raymondaliasapollyon wrote:Do you have records showing that in 1945, any attempt to form a civil government was muffled by the ROC armed forces?
No, and I can't find any records of the ROC armed forces interfering in any balloon races, either.
raymondaliasapollyon wrote:On the other hand, there are records indicating the warm welcome the Taiwanese people gave to the nationalist government in 1945.
I don't know about records, but here's a little testimony:
--George Kerr, Formosa BetrayedFormosan enthusiasm for "liberation" lasted about six weeks. Posters began to appear here and there lampooning Nationalist soldiers and showing Chen Yi as a fat pig. He was in fact short and fat, beady-eyed and heavy-jowled, an easy target for caricature. "Dogs go and pigs come!" was scrawled up everywhere on Taipei's walls and heard everywhere in private conversation. "At least the Japanese dogs protected the property!"
This might help explain why there might not have been excessive activism at the time:

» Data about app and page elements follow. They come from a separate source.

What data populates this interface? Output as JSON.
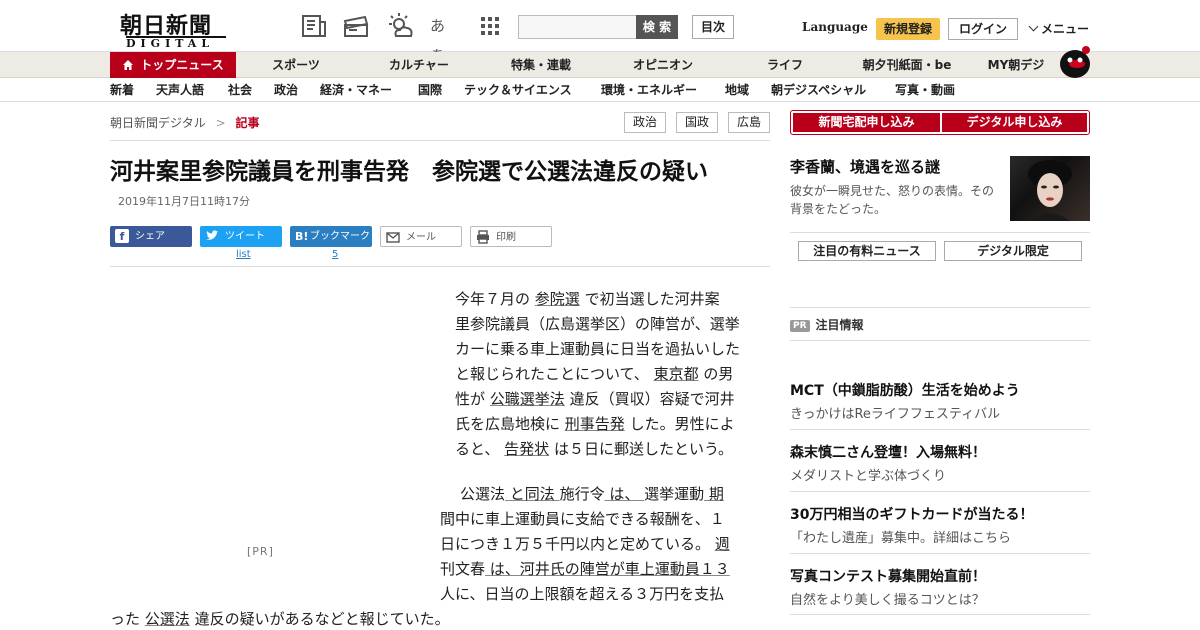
{
  "header": {
    "logo_kanji": "朝日新聞",
    "logo_sub": "DIGITAL",
    "icons": [
      "newspaper-icon",
      "ticket-icon",
      "weather-icon",
      "font-size-icon",
      "apps-grid-icon"
    ],
    "font_label": "あぁ",
    "search_placeholder": "",
    "search_label": "検 索",
    "toc_label": "目次",
    "language_label": "Language",
    "register_label": "新規登録",
    "login_label": "ログイン",
    "menu_label": "メニュー"
  },
  "nav1": {
    "items": [
      "トップニュース",
      "スポーツ",
      "カルチャー",
      "特集・連載",
      "オピニオン",
      "ライフ",
      "朝夕刊紙面・be",
      "MY朝デジ"
    ]
  },
  "nav2": {
    "items": [
      "新着",
      "天声人語",
      "社会",
      "政治",
      "経済・マネー",
      "国際",
      "テック＆サイエンス",
      "環境・エネルギー",
      "地域",
      "朝デジスペシャル",
      "写真・動画"
    ]
  },
  "breadcrumb": {
    "home": "朝日新聞デジタル",
    "separator": ">",
    "current": "記事"
  },
  "tags": [
    "政治",
    "国政",
    "広島"
  ],
  "article": {
    "headline": "河井案里参院議員を刑事告発　参院選で公選法違反の疑い",
    "timestamp": "2019年11月7日11時17分",
    "share": {
      "facebook": "シェア",
      "twitter": "ツイート",
      "twitter_sub": "list",
      "hatena": "ブックマーク",
      "hatena_count": "5",
      "mail": "メール",
      "print": "印刷"
    },
    "pr_mark": "[PR]",
    "para1_lines": [
      [
        "今年７月の ",
        "参院選",
        " で初当選した河井案"
      ],
      [
        "里参院議員（広島選挙区）の陣営が、選挙"
      ],
      [
        "カーに乗る車上運動員に日当を過払いした"
      ],
      [
        "と報じられたことについて、 ",
        "東京都",
        " の男"
      ],
      [
        "性が ",
        "公職選挙法",
        " 違反（買収）容疑で河井"
      ],
      [
        "氏を広島地検に ",
        "刑事告発",
        " した。男性によ"
      ],
      [
        "ると、 ",
        "告発状",
        " は５日に郵送したという。"
      ]
    ],
    "para2_lines": [
      [
        "公選法",
        " と同法 ",
        "施行令",
        " は、 ",
        "選挙運動",
        " 期"
      ],
      [
        "間中に車上運動員に支給できる報酬を、１"
      ],
      [
        "日につき１万５千円以内と定めている。 ",
        "週"
      ],
      [
        "刊文春",
        " は、河井氏の陣営が車上運動員１３"
      ],
      [
        "人に、日当の上限額を超える３万円を支払"
      ],
      [
        "った ",
        "公選法",
        " 違反の疑いがあるなどと報じていた。"
      ]
    ]
  },
  "sidebar": {
    "apply_newspaper": "新聞宅配申し込み",
    "apply_digital": "デジタル申し込み",
    "feature_title": "李香蘭、境遇を巡る謎",
    "feature_desc": "彼女が一瞬見せた、怒りの表情。その背景をたどった。",
    "tab_paid": "注目の有料ニュース",
    "tab_digital": "デジタル限定",
    "pr_badge": "PR",
    "pr_heading": "注目情報",
    "pr_items": [
      {
        "title": "MCT（中鎖脂肪酸）生活を始めよう",
        "sub": "きっかけはReライフフェスティバル"
      },
      {
        "title": "森末慎二さん登壇！入場無料！",
        "sub": "メダリストと学ぶ体づくり"
      },
      {
        "title": "30万円相当のギフトカードが当たる！",
        "sub": "「わたし遺産」募集中。詳細はこちら"
      },
      {
        "title": "写真コンテスト募集開始直前！",
        "sub": "自然をより美しく撮るコツとは？"
      }
    ]
  },
  "colors": {
    "brand_red": "#b8001b",
    "nav_bg": "#eeebe4",
    "register_yellow": "#f6c34c"
  }
}
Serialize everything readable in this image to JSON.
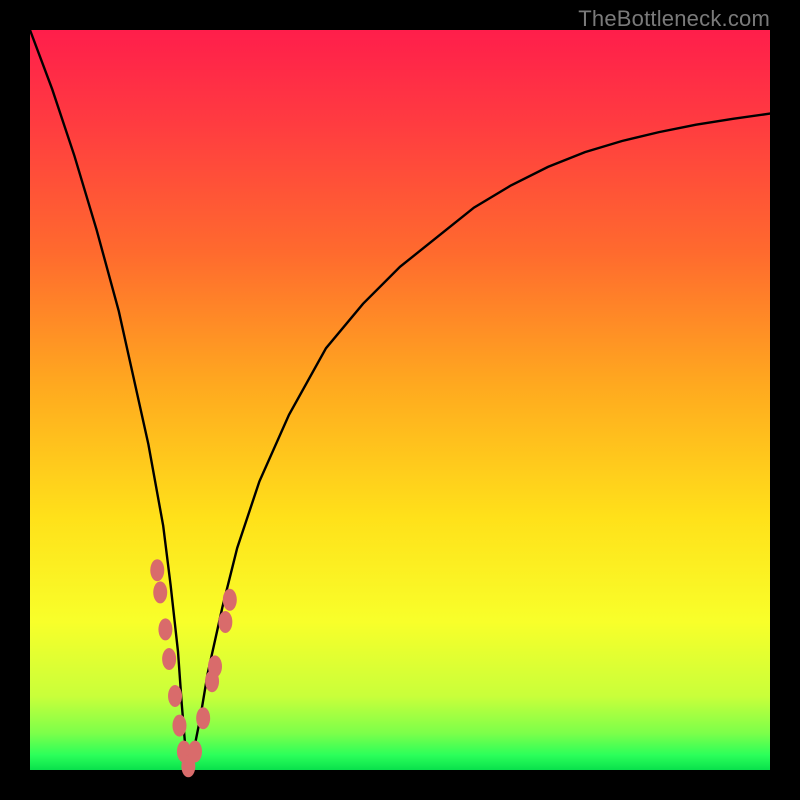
{
  "watermark": "TheBottleneck.com",
  "chart_data": {
    "type": "line",
    "title": "",
    "xlabel": "",
    "ylabel": "",
    "xlim": [
      0,
      100
    ],
    "ylim": [
      0,
      100
    ],
    "series": [
      {
        "name": "bottleneck-curve",
        "x": [
          0,
          3,
          6,
          9,
          12,
          14,
          16,
          18,
          19,
          20,
          20.5,
          21,
          21.5,
          22,
          23,
          24,
          26,
          28,
          31,
          35,
          40,
          45,
          50,
          55,
          60,
          65,
          70,
          75,
          80,
          85,
          90,
          95,
          100
        ],
        "values": [
          100,
          92,
          83,
          73,
          62,
          53,
          44,
          33,
          25,
          16,
          9,
          3,
          0,
          2,
          7,
          13,
          22,
          30,
          39,
          48,
          57,
          63,
          68,
          72,
          76,
          79,
          81.5,
          83.5,
          85,
          86.2,
          87.2,
          88,
          88.7
        ]
      }
    ],
    "markers": {
      "name": "highlight-dots",
      "color": "#d96b6b",
      "points": [
        {
          "x": 17.2,
          "y": 27
        },
        {
          "x": 17.6,
          "y": 24
        },
        {
          "x": 18.3,
          "y": 19
        },
        {
          "x": 18.8,
          "y": 15
        },
        {
          "x": 19.6,
          "y": 10
        },
        {
          "x": 20.2,
          "y": 6
        },
        {
          "x": 20.8,
          "y": 2.5
        },
        {
          "x": 21.4,
          "y": 0.5
        },
        {
          "x": 22.3,
          "y": 2.5
        },
        {
          "x": 23.4,
          "y": 7
        },
        {
          "x": 24.6,
          "y": 12
        },
        {
          "x": 25.0,
          "y": 14
        },
        {
          "x": 26.4,
          "y": 20
        },
        {
          "x": 27.0,
          "y": 23
        }
      ]
    }
  }
}
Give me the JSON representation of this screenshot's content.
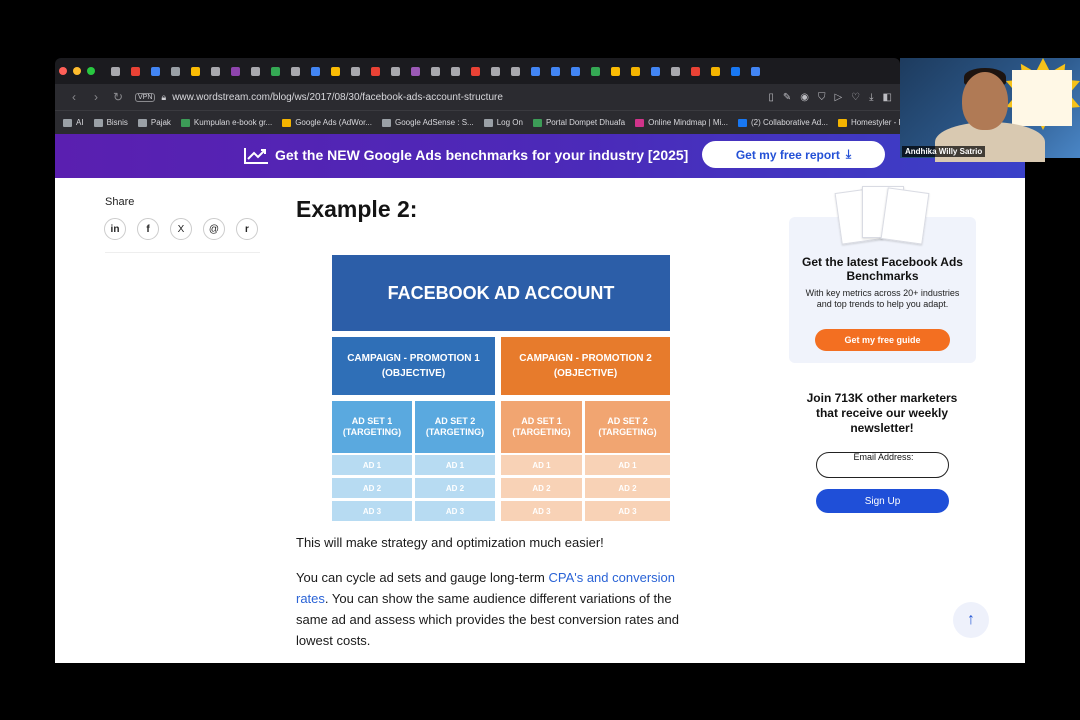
{
  "browser": {
    "url": "www.wordstream.com/blog/ws/2017/08/30/facebook-ads-account-structure",
    "vpn_label": "VPN",
    "bookmarks": [
      {
        "label": "AI",
        "color": "#9aa0a6"
      },
      {
        "label": "Bisnis",
        "color": "#9aa0a6"
      },
      {
        "label": "Pajak",
        "color": "#9aa0a6"
      },
      {
        "label": "Kumpulan e-book gr...",
        "color": "#3c9c57"
      },
      {
        "label": "Google Ads (AdWor...",
        "color": "#f4b400"
      },
      {
        "label": "Google AdSense : S...",
        "color": "#9aa0a6"
      },
      {
        "label": "Log On",
        "color": "#9aa0a6"
      },
      {
        "label": "Portal Dompet Dhuafa",
        "color": "#3c9c57"
      },
      {
        "label": "Online Mindmap | Mi...",
        "color": "#d0338a"
      },
      {
        "label": "(2) Collaborative Ad...",
        "color": "#1877f2"
      },
      {
        "label": "Homestyler - Fr...",
        "color": "#f4b400"
      }
    ]
  },
  "banner": {
    "text": "Get the NEW Google Ads benchmarks for your industry [2025]",
    "cta": "Get my free report"
  },
  "share": {
    "label": "Share",
    "icons": [
      "in",
      "f",
      "X",
      "@",
      "r"
    ]
  },
  "article": {
    "heading": "Example 2:",
    "para1": "This will make strategy and optimization much easier!",
    "para2_start": "You can cycle ad sets and gauge long-term ",
    "para2_link": "CPA's and conversion rates",
    "para2_end": ". You can show the same audience different variations of the same ad and assess which provides the best conversion rates and lowest costs."
  },
  "diagram": {
    "title": "FACEBOOK AD ACCOUNT",
    "campaign1_line1": "CAMPAIGN - PROMOTION 1",
    "campaign1_line2": "(OBJECTIVE)",
    "campaign2_line1": "CAMPAIGN - PROMOTION 2",
    "campaign2_line2": "(OBJECTIVE)",
    "adset1_line1": "AD SET 1",
    "adset2_line1": "AD SET 2",
    "adset_line2": "(TARGETING)",
    "ads": [
      "AD 1",
      "AD 2",
      "AD 3"
    ],
    "colors": {
      "header": "#2c5ea8",
      "campaign1": "#2f6fb7",
      "campaign2": "#e77b2c",
      "adset_blue": "#5aa9df",
      "adset_orange": "#f1a571",
      "ad_blue": "#b7dbf2",
      "ad_orange": "#f8d2b6"
    }
  },
  "sidebar": {
    "guide_title": "Get the latest Facebook Ads Benchmarks",
    "guide_sub": "With key metrics across 20+ industries and top trends to help you adapt.",
    "guide_btn": "Get my free guide",
    "join": "Join 713K other marketers that receive our weekly newsletter!",
    "email_label": "Email Address:",
    "signup": "Sign Up"
  },
  "webcam": {
    "name": "Andhika Willy Satrio"
  }
}
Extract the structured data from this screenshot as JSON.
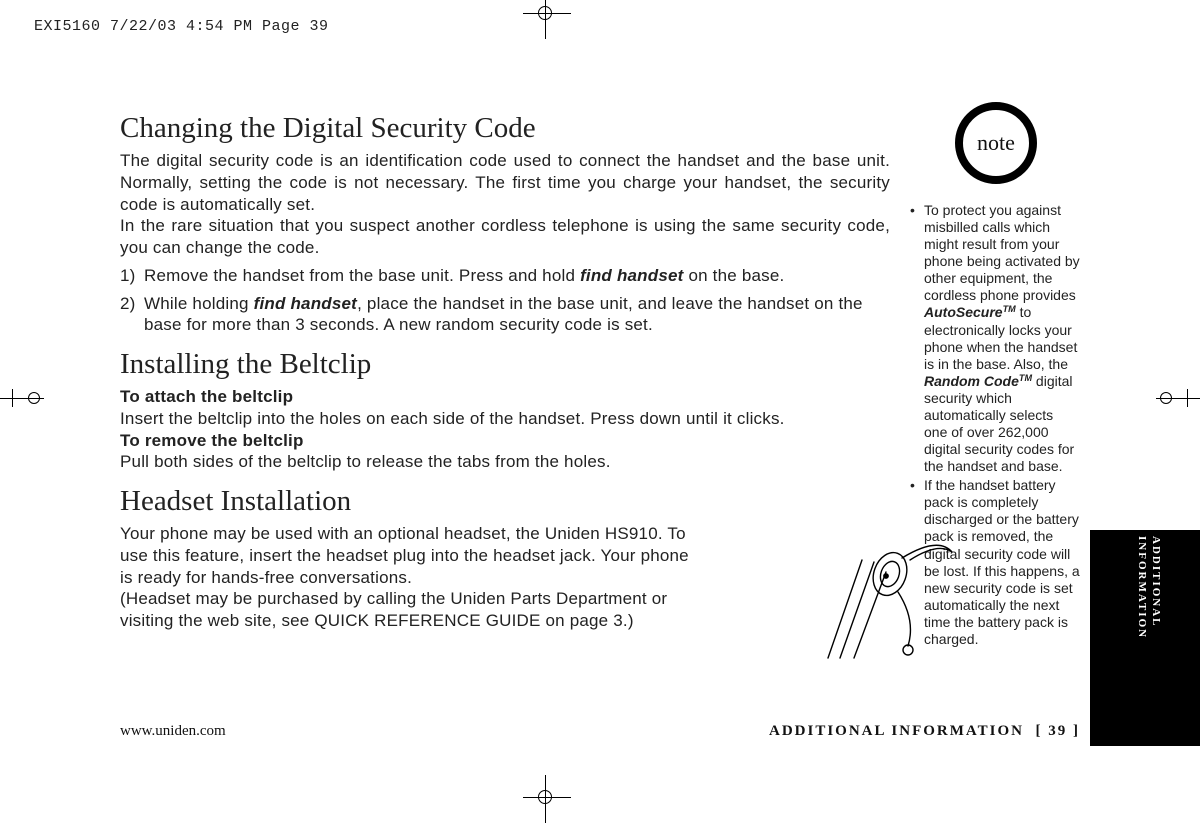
{
  "printers_mark": "EXI5160  7/22/03 4:54 PM  Page 39",
  "note_label": "note",
  "sections": {
    "security": {
      "title": "Changing the Digital Security Code",
      "p1a": "The digital security code is an identification code used to connect the handset and the base unit. Normally, setting the code is not necessary. The first time you charge your handset, the security code is automatically set.",
      "p1b": "In the rare situation that you suspect another cordless telephone is using the same security code, you can change the code.",
      "step1_pre": "Remove the handset from the base unit. Press and hold ",
      "step1_em": "find handset",
      "step1_post": " on the base.",
      "step2_pre": "While holding ",
      "step2_em": "find handset",
      "step2_post": ", place the handset in the base unit, and leave the handset on the base for more than 3 seconds. A new random security code is set."
    },
    "beltclip": {
      "title": "Installing the Beltclip",
      "h_attach": "To attach the beltclip",
      "attach": "Insert the beltclip into the holes on each side of the handset. Press down until it clicks.",
      "h_remove": "To remove the beltclip",
      "remove": "Pull both sides of the beltclip to release the tabs from the holes."
    },
    "headset": {
      "title": "Headset Installation",
      "p": "Your phone may be used with an optional headset, the Uniden HS910. To use this feature, insert the headset plug into the headset jack. Your phone is ready for hands-free conversations.\n(Headset may be purchased by calling the Uniden Parts Department or visiting the web site, see QUICK REFERENCE GUIDE on page 3.)"
    }
  },
  "sidebar": {
    "note1_pre": "To protect you against misbilled calls which might result from your phone being activated by other equipment, the cordless phone provides ",
    "note1_em1": "AutoSecure",
    "note1_mid": " to electronically locks your phone when the handset is in the base. Also, the ",
    "note1_em2": "Random Code",
    "note1_post": " digital security which automatically selects one of over 262,000 digital security codes for the handset and base.",
    "note2": "If the handset battery pack is completely discharged or the battery pack is removed, the digital security code will be lost. If this happens, a new security code is set automatically the next time the battery pack is charged."
  },
  "footer": {
    "url": "www.uniden.com",
    "section": "ADDITIONAL INFORMATION",
    "page": "[ 39 ]"
  },
  "edge_tab": "ADDITIONAL\nINFORMATION"
}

--Ibid.It was soon established that the Americans were working with the Generalissimo's dread Bureau of Investigation and Statistics or BIS, known to Americans in wartime China as "Chiang's Gestapo." Under General Tai Li the BIS investigations were known to be sometimes very brief and at bayonetpoint. On the mainland Tai Li's first duties were to eliminate Chiang's personal enemies and more important critics and to weaken political opposition through methods of terror. As a wartime measure President Roosevelt had approved a secret agreement enabling certain American cloak-and-dagger groups to work closely with the BIS.
On Formosa the Americans served merely as a front for the activities - the "investigations" - of Colonel Chang and Mayor Huang of Amoy. The latter were probing the local political situation, noting the names and records of Formosan leaders who had shown themselves bold enough to demand a voice in local government under the Japanese administration. Such men would bear watching. They were also taking notes on wealthy Formosans who might be worth blackmailing at a later date under charges of "collaboration with the enemy."
raymondaliasapollyon wrote:Communist influence on Taiwan during that time wasn't a mere 'scare'.
It was a reality. You should read some history about Xuehong Xie (謝雪紅).
Looks like she was about as much of a threat to the Kuomintang as Che was to the Bolivian government:
But if one is looking for reds under the beds, one need look no further than Chen Yi, former Kuomintang governor of Taiwan:
--Kerr, ibid.In January, 1949, Chiang's agents discovered that Chen Yi was dickering with Hsieh Nan-kuang, the turncoat Formosan who had so bemused American intelligence officers at Chungking (Chongqing) in wartime and had briefly represented the Nationalists at Tokyo during the Occupation. Now he was deeply committed to the Communists. It is alleged that Chen Yi was talking of a new form of Necessary State Socialism for Chekiang Province, under the Communist regime.
--Ibid.In a spectacular bid for favor Chiang at last ordered the execution of his old friend General Chen Yi. It was announced that he was being punished for his abuse of the Formosan people in 1946 and 1947. Rallies were organized, a ration of fireworks was issued to make a gala occasion, and on June 16, after a year in prison contemplating this event, Chen Yi was taken before the firing squad.
The Formosans were glad to see him go but as they set match to the firecrackers, not a few remembered Chiang's praise of Chen Yi for a "job well done" in March, 1947.